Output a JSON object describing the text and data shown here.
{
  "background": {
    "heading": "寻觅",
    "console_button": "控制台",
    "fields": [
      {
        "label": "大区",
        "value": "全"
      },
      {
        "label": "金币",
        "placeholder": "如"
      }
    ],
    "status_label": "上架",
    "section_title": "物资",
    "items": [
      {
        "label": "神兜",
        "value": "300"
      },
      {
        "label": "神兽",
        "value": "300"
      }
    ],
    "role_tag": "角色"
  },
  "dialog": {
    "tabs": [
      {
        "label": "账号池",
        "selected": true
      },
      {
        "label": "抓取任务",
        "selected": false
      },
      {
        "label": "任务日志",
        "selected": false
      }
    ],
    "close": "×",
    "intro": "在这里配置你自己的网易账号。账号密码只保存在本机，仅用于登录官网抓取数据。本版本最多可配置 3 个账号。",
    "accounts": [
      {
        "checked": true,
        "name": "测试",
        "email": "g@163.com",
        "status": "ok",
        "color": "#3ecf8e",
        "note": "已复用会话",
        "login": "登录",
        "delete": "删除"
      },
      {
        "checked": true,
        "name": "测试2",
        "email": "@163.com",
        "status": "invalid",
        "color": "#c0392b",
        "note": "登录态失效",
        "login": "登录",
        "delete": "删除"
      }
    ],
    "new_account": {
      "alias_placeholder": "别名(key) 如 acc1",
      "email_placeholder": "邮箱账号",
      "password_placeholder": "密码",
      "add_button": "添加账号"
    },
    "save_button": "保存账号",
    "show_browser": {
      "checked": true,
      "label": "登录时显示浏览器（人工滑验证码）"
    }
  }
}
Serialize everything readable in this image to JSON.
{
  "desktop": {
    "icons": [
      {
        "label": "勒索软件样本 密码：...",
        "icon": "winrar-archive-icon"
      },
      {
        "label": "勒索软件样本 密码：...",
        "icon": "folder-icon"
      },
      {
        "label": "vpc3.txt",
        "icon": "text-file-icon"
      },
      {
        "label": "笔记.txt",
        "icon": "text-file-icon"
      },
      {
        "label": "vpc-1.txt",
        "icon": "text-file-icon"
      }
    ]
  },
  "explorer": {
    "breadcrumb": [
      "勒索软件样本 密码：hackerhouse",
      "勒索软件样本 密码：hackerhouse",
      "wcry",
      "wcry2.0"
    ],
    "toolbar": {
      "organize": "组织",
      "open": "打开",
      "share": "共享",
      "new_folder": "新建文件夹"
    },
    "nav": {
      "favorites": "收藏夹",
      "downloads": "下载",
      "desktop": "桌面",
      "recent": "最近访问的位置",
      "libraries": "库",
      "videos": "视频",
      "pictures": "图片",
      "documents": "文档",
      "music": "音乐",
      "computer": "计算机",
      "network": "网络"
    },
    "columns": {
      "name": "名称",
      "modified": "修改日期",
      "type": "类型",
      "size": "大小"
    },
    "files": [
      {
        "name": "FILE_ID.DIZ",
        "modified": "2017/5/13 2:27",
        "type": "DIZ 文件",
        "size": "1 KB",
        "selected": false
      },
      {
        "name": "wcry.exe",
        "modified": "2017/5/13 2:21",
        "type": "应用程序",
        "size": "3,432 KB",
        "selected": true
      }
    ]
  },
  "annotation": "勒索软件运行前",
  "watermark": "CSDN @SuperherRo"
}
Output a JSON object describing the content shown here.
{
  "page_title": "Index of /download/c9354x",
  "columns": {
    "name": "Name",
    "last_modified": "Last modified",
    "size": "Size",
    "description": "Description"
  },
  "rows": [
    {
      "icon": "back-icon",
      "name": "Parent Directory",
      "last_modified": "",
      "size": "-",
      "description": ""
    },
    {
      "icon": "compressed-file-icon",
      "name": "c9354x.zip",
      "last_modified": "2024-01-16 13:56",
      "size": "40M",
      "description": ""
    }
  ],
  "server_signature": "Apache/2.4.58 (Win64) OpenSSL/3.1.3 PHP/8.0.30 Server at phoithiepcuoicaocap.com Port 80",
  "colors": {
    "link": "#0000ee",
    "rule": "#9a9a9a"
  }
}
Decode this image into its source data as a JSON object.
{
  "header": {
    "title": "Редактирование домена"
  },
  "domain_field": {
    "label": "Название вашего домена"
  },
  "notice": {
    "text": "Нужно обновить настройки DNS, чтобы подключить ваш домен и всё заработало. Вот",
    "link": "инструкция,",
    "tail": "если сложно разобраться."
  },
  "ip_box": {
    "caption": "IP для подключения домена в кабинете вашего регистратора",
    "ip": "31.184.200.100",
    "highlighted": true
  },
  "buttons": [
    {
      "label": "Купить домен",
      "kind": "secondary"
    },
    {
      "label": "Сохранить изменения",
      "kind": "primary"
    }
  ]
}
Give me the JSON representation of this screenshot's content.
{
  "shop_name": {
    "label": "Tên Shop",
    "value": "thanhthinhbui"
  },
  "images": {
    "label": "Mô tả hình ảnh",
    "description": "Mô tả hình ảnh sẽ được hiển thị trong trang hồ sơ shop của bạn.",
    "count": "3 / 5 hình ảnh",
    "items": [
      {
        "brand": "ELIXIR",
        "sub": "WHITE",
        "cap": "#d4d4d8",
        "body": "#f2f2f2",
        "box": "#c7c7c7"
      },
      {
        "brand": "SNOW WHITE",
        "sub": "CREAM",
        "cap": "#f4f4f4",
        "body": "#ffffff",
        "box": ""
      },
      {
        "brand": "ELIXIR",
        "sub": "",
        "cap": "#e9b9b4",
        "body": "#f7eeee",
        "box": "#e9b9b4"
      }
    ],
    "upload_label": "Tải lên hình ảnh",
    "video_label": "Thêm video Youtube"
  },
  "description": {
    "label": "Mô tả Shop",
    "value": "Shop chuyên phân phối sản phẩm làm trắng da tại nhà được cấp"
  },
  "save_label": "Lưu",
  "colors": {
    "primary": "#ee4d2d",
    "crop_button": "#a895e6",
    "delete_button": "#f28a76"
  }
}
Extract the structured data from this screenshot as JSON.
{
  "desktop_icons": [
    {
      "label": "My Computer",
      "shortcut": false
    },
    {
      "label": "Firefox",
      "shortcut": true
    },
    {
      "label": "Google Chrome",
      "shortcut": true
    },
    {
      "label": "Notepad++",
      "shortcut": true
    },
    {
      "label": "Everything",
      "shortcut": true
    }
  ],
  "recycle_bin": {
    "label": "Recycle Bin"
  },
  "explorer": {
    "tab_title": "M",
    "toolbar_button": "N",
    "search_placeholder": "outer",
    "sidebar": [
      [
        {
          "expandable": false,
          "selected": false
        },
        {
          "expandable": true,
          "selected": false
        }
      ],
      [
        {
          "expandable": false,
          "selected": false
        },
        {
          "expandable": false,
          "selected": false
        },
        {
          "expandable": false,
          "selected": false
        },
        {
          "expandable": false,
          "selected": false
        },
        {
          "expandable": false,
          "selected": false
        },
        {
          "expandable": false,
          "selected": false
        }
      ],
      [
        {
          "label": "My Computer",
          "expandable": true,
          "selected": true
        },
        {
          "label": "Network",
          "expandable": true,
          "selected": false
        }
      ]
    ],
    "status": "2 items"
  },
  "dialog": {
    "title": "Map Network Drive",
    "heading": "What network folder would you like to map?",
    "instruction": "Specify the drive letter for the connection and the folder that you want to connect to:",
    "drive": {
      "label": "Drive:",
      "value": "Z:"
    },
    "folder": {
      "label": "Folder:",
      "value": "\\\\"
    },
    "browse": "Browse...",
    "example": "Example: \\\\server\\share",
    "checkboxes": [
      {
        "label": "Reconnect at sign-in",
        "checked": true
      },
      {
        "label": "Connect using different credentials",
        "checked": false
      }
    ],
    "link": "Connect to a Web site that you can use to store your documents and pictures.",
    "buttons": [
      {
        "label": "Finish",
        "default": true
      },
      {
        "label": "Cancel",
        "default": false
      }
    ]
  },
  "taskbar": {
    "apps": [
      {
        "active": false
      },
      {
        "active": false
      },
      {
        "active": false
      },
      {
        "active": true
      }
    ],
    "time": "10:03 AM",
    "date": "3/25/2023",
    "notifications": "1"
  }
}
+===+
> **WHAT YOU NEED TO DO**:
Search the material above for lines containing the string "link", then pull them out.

> **SOLVED PROBLEM**:
    "link": "#0000ee",
    "link": "инструкция,",
    "link": "Connect to a Web site that you can use to store your documents and pictures.",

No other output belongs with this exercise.